He says each student-athlete at Acadia devotes approximately 45 hours to class and class-related activities and at least another 20 hours a week to their respective sports: breaking down video, practices, games, strength and conditioning and community involvement.“Sixty-five hours each week of their time is devoted to the University and the community,” Dickie says. “It’s a big commitment and really a story in itself.”
The discipline required to meet such diverse commitments is there, however, evidenced in the fact that Acadia had 85 academic All-Canadians in 2010-11. To be named an academic All-Canadian, a student-athlete must maintain an 80 per cent or higher grade point average.
“That put us number nine in the country in terms of total numbers,” Dickie says, “but if you look at the comparative group in the top 10, it’s not even close in terms of size of school or athletic programs. When we did the math – 85 relative to the number of student-athletes we have – we were clearly number one in the country out of that top 10 group.”
Other marquee accomplishments included Owen Klassen in men’s basketball and Cummins, Jake Thomas and Tom Labenski in football representing Canada at world championships in their respective sports this summer.
A significant number of student-athletes received AUS and CIS individual recognition as well, “but if you really want to exemplify what being a student-athlete is all about at Acadia,” Dickie observed, “look at Cathleen Bleakney.”
Bleakney, co-captain of the Axewomen soccer team, was honoured as the CIS Women’s Soccer Community Service Award recipient. It’s given annually to a Canadian university soccer student-athlete who best combines athletic ability, academic excellence and community service.
“She represents everything you would hope for in a student-athlete,” Dickie said. “A great athlete, really good in the classroom, and selfless for what she does in the community.”
An Academic All-Canadian, Bleakney volunteers with organizations and causes in the community and on campus, including at Camp Brigadoon for kids and youth living with chronic illness; at Port Williams School, where she teaches a young girl how to read; with Acadia’s Sensory Motor Instructional Leadership Experience (SMILE) program; and as a race marshal at the Run for the Cure event with her Acadia teammates to name only a few.
The Athletics Department also reached out to constituents this fall with a survey that wrapped up Dec. 2. Response was tremendous and Dickie stressed the importance of staying connected and capturing feedback from Acadia’s many fans, alumni and patrons.
A good example of community connection was the opening this fall of a new Fitness Centre in the former Auxiliary Gym at the Arena Complex. In the first three months of operation, September to November, “our fitness facility is up by over 2,500 visits compared to the same time last year,” Dickie notes. The Centre has become a campus and community focal point that underscores the Athletic department’s efforts to stay connected.

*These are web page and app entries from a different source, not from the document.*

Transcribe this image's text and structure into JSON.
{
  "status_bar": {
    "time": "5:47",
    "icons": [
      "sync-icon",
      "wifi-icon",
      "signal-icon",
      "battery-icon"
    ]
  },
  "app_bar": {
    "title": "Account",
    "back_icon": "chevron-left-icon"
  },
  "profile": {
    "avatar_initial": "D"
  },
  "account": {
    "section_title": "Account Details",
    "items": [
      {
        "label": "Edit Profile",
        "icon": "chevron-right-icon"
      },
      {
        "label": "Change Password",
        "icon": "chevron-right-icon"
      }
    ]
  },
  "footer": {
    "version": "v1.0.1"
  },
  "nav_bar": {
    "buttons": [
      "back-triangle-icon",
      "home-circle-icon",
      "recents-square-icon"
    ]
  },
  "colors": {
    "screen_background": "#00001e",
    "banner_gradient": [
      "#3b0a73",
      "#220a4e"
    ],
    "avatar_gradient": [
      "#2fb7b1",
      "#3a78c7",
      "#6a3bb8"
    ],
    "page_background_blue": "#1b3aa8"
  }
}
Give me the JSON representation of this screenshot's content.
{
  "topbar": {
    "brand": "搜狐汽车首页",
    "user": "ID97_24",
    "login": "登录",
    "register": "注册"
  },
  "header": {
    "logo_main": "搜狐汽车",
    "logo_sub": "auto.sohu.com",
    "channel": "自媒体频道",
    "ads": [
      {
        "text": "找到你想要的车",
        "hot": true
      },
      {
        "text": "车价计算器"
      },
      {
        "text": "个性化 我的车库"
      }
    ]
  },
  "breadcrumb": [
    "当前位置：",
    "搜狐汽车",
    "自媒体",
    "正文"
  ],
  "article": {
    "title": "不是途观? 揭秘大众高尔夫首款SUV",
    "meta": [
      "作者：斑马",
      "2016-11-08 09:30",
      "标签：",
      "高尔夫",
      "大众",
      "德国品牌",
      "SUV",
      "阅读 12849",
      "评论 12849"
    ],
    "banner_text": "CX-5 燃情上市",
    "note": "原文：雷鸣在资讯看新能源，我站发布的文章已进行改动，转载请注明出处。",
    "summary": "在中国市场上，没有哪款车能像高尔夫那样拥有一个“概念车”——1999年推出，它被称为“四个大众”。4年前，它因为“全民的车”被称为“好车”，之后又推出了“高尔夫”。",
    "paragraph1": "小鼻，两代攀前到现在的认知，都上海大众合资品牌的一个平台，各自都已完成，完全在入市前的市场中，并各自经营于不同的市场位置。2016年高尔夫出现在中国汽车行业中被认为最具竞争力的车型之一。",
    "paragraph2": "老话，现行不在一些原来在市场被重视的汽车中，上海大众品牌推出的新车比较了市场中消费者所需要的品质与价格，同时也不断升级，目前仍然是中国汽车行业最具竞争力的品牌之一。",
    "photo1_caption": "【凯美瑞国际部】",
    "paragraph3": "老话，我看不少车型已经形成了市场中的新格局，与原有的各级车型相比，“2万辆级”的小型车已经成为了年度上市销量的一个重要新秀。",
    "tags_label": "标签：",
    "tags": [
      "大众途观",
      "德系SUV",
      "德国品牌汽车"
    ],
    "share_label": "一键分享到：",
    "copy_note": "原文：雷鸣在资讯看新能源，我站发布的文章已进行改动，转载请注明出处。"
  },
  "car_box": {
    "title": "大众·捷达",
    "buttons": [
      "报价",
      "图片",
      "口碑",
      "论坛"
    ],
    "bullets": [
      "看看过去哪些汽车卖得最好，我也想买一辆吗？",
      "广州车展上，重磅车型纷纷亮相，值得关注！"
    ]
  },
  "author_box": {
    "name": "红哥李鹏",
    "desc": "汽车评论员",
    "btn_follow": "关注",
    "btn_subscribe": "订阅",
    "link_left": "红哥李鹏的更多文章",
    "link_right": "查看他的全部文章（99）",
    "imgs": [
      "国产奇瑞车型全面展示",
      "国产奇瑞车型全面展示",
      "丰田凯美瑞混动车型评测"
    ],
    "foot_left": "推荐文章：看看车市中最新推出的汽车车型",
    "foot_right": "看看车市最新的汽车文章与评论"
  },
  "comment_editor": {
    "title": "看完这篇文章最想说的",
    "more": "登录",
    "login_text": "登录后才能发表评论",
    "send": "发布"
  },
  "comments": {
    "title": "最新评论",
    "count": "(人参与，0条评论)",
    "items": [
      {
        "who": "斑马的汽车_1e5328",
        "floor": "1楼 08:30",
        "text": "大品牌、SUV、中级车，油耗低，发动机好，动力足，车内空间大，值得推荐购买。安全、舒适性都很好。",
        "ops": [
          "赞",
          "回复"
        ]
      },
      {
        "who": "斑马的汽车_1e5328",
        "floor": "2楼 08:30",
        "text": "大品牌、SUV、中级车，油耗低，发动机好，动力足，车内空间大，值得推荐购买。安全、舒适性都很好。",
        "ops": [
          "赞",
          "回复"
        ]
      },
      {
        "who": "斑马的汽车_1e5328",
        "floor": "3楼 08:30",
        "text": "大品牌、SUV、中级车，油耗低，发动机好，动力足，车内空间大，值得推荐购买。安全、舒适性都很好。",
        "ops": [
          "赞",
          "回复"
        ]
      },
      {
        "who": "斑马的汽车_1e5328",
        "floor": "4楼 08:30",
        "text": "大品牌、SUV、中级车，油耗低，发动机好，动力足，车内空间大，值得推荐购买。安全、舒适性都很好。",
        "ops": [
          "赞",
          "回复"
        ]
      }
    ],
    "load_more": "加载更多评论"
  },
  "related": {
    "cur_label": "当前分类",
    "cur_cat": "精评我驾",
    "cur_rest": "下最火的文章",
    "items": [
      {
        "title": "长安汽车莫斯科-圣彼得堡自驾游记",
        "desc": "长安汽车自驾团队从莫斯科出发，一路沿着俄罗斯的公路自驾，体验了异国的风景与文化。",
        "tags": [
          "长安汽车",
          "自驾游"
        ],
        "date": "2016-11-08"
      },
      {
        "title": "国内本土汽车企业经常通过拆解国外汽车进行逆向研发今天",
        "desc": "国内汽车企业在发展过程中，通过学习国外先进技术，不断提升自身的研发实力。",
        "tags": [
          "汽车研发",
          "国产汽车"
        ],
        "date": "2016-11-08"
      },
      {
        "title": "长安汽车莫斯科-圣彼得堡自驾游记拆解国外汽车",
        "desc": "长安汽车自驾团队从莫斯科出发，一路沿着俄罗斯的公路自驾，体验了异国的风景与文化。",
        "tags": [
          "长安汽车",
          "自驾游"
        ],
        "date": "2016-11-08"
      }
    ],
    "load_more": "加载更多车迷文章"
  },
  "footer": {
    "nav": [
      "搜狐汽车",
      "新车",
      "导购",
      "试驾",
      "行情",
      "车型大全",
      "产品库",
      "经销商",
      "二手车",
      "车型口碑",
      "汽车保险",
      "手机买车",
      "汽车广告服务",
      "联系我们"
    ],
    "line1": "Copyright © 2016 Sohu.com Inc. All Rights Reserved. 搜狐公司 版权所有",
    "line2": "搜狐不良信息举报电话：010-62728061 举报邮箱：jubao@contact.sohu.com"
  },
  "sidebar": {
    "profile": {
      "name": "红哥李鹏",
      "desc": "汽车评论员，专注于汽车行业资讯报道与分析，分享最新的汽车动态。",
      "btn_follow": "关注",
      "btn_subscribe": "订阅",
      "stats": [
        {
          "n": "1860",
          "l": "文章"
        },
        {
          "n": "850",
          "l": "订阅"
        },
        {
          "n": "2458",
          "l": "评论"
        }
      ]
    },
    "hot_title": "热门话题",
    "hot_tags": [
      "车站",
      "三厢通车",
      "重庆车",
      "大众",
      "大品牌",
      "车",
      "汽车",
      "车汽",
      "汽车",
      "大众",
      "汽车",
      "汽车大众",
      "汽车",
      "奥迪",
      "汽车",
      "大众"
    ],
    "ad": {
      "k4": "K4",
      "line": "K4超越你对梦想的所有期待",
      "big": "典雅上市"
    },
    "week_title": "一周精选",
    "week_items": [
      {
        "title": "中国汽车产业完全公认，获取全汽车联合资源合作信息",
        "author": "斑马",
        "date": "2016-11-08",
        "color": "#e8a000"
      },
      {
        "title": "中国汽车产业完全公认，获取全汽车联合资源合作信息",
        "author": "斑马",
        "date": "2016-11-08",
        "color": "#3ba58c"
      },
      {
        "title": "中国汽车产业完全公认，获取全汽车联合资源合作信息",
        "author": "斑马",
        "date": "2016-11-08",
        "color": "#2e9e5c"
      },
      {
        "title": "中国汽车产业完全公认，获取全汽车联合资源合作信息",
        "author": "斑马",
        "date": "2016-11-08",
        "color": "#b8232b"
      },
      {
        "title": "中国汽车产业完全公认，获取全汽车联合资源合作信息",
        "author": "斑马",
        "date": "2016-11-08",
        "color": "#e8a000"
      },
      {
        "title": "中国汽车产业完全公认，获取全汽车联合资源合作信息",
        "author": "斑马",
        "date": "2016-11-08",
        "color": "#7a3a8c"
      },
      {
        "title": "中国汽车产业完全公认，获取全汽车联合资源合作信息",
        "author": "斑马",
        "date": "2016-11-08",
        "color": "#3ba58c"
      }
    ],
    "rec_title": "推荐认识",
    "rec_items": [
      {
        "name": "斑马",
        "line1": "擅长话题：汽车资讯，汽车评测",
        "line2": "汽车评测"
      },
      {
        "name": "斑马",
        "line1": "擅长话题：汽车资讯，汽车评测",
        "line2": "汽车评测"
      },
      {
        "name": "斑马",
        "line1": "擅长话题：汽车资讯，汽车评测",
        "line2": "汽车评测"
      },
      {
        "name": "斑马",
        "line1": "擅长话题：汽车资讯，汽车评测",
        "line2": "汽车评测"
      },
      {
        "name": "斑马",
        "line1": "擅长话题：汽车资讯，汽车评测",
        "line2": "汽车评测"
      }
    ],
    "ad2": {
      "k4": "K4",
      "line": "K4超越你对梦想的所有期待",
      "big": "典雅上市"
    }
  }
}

“Right now, we’ve got a lot of positive energy and a lot of momentum that has built throughout the fall term. I couldn’t be more impressed with our phenomenal group of coaches and staff and with what our student-athletes have accomplished in this first half. For me now, we have to continue to pursue excellence and strive to be the best we can be.” Full steam ahead.
For additional information on Acadia Athletics, visit www.acadiaathletics.ca